| TO DO |
Count up the lines of the data below that contain the string "только", then give only the total.

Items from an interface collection
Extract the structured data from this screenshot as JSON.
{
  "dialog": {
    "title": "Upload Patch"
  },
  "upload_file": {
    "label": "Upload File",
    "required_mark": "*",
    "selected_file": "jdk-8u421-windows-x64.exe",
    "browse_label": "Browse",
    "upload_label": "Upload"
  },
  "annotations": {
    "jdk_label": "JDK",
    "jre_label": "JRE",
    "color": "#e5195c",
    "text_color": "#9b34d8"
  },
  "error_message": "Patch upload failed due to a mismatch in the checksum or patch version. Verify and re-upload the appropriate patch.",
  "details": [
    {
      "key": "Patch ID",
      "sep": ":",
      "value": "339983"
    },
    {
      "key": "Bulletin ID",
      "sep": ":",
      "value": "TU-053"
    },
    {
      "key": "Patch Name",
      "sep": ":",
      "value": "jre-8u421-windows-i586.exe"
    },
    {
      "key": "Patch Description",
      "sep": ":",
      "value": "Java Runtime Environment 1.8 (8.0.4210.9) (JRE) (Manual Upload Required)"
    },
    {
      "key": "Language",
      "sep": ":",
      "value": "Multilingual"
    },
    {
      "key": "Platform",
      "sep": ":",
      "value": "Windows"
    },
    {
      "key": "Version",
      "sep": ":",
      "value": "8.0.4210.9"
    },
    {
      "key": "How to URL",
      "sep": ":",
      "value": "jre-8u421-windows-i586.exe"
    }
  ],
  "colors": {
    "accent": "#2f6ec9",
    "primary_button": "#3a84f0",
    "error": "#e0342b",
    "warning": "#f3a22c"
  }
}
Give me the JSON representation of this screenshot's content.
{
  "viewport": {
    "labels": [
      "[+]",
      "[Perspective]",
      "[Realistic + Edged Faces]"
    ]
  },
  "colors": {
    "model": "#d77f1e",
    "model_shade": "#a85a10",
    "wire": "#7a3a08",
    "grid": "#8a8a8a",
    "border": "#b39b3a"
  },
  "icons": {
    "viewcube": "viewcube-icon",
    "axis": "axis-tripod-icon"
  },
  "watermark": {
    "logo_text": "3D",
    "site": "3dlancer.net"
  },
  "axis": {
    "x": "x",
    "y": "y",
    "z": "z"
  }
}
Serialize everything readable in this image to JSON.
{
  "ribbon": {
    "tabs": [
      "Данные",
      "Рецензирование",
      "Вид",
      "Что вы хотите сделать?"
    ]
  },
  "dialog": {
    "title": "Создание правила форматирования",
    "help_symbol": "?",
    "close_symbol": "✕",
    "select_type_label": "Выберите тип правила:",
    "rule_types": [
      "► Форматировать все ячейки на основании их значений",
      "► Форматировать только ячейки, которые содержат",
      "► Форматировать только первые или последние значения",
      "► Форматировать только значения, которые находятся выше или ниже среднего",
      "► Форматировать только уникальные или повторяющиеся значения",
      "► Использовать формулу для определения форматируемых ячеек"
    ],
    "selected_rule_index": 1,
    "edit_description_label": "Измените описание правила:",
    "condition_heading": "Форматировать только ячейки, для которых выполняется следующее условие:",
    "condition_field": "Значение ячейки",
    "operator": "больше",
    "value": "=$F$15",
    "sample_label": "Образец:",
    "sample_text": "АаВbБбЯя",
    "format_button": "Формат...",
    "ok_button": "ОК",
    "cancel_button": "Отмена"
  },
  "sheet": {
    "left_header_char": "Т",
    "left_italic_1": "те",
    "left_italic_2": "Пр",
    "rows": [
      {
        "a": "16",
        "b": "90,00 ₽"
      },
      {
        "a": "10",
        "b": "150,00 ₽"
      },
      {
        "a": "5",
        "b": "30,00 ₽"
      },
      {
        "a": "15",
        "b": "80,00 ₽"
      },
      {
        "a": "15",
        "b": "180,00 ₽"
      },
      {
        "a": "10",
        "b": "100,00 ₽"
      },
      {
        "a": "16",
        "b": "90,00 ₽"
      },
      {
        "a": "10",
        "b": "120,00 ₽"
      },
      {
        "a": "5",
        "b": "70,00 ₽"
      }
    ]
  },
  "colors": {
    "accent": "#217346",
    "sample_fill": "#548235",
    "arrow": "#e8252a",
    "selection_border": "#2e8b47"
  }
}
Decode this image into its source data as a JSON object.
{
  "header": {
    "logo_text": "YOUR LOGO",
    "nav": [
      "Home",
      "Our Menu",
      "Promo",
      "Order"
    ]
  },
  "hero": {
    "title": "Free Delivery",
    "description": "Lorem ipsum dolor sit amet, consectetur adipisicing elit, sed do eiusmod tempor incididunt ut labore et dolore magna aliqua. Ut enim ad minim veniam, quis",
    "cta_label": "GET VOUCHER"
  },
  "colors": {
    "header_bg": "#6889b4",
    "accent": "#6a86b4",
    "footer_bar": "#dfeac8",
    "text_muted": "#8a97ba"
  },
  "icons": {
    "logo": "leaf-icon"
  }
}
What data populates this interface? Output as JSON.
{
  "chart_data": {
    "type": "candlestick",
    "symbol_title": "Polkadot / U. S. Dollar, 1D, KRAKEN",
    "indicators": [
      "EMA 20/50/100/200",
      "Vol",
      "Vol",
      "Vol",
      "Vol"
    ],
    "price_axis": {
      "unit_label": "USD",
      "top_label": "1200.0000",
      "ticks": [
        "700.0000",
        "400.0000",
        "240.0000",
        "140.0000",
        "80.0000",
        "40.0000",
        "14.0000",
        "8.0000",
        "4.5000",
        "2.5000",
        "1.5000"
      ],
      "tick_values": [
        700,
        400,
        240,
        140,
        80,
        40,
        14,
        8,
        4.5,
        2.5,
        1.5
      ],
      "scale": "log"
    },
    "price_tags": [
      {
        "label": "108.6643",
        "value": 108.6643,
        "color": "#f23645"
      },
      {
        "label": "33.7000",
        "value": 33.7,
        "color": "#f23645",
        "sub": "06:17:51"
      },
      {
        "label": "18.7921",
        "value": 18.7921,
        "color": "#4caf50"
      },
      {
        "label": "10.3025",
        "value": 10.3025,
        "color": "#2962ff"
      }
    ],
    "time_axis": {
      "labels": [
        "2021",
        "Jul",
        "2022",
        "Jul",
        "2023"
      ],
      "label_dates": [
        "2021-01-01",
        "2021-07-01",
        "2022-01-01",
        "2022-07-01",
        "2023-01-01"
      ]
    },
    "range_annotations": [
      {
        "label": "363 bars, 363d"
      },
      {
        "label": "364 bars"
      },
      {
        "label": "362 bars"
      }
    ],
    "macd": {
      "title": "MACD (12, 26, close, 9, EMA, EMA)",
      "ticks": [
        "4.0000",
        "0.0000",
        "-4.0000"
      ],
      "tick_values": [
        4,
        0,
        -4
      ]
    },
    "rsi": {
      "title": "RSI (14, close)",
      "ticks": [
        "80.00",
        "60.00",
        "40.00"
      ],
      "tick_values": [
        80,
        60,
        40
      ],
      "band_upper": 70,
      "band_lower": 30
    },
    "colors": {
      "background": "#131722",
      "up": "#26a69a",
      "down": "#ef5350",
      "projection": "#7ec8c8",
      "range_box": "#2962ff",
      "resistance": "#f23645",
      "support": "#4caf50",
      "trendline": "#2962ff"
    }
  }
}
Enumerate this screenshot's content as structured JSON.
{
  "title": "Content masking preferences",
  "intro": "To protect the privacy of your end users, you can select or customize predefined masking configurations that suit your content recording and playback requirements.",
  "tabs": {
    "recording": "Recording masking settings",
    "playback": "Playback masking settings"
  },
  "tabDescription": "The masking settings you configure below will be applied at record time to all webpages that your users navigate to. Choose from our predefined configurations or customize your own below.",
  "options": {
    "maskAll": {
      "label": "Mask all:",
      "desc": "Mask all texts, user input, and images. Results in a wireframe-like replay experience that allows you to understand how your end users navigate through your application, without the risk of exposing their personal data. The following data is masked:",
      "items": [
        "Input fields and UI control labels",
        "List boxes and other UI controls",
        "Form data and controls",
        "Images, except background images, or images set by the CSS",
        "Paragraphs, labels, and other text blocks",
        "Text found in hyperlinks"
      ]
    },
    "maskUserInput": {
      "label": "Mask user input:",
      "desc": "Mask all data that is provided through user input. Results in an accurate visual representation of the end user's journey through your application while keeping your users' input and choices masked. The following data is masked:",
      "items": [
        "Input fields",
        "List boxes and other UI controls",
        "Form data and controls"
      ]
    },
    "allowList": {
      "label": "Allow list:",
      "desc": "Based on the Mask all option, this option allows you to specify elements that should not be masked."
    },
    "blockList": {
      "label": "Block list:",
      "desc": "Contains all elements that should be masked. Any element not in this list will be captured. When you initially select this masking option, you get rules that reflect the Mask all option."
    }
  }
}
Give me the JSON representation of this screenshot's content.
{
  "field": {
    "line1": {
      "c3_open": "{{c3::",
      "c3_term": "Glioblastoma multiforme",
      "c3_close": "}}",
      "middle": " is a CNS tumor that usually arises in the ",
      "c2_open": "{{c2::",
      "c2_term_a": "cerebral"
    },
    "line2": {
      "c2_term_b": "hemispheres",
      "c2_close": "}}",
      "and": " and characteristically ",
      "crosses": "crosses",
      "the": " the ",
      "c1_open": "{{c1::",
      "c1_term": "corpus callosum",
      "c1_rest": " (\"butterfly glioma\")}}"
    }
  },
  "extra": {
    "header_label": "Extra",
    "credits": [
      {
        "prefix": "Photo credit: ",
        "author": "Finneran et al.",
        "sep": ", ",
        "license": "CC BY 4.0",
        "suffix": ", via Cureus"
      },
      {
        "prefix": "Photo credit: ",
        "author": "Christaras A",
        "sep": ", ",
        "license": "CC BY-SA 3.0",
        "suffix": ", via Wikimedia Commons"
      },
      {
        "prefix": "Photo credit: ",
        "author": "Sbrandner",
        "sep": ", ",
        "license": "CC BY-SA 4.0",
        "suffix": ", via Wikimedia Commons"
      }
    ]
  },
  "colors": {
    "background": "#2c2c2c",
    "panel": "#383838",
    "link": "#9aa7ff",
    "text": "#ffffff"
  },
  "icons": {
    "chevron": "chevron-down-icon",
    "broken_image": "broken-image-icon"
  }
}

| ANSWER SPACE |
5